[img_assist|nid=8855|title=|desc=|link=none|align=left|width=213|height=300]Late 2008 a sensational homage to Creative Commons (CC) usage within Australasia was published. Edited by Rachel Cobcroft and produced in collaboration with the team at the Australian Creative Commons Clinic, >Building an Australasian Commons features a vast repertoire of projects and initiatives that have employed Creative Commons licenses.
Women in Africa may be accessing the internet, but are they getting the information they need? Whether they are students, members of civil society, leaders of indigenous communities or women and youth affected by HIV/AIDS, patents and copyrights are making it increasingly difficult for women in Africa to access the information they need.

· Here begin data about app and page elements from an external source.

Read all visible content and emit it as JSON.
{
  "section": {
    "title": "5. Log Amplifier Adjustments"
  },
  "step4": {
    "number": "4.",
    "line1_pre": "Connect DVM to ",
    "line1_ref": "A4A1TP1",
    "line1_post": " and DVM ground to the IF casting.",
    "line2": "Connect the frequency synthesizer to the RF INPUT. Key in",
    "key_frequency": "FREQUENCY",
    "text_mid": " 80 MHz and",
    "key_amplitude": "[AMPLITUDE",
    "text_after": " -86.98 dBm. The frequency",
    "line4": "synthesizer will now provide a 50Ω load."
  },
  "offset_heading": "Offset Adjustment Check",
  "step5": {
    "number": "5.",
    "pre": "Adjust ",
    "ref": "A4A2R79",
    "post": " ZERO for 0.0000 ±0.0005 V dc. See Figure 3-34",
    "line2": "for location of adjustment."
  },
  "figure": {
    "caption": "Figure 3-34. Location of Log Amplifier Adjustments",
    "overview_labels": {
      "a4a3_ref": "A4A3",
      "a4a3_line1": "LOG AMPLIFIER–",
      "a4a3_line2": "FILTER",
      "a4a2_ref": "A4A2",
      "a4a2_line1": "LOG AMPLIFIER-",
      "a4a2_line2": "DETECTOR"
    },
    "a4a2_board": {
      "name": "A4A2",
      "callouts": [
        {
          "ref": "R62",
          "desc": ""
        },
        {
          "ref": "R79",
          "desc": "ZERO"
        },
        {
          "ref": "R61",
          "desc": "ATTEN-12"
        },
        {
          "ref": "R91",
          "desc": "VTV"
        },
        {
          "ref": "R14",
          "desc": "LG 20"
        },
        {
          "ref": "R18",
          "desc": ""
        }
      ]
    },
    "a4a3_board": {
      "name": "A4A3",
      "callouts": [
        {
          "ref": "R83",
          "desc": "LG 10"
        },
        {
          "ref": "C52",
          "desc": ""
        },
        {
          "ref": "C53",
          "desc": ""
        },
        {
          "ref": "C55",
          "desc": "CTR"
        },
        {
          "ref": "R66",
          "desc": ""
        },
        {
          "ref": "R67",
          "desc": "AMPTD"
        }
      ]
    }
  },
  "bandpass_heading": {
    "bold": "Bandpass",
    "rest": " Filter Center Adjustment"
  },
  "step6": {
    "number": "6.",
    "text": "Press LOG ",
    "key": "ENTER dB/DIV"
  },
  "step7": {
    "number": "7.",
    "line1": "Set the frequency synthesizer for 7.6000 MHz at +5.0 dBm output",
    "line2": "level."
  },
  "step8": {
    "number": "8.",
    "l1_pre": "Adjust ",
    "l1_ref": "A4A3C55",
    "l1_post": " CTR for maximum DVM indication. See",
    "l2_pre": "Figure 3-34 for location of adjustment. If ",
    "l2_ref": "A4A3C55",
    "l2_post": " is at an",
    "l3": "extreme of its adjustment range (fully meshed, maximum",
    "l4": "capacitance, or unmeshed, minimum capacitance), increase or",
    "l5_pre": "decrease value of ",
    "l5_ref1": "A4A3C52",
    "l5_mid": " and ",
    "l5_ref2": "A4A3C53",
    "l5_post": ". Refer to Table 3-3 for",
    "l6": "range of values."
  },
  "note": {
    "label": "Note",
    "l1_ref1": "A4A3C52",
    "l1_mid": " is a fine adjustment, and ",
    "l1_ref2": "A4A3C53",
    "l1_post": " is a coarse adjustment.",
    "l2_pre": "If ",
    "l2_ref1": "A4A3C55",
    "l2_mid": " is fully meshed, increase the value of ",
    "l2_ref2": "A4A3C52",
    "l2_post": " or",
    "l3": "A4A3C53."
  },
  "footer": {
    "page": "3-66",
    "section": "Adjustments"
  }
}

This edition of Gender Centred, a periodic bulletin produced by APC's programme for the GenderIT.org policy site, focuses on the challenges copyright and the lack of information exchange bring to those who need it most, and explores the different issues surrounding open source software, copyright and rights to information.
As new copyright laws attempt to keep pace with the shifting landscape of digital cultural production, legal restrictions on media use and distribution are being championed by heavyweights in the global media industry. This has led to the web of restrictions on media consumption becoming denser. Civil society network APC hopes to re-shape the discourse surrounding piracy by providing a thoroughly researched, credible alternative to the industry’s data.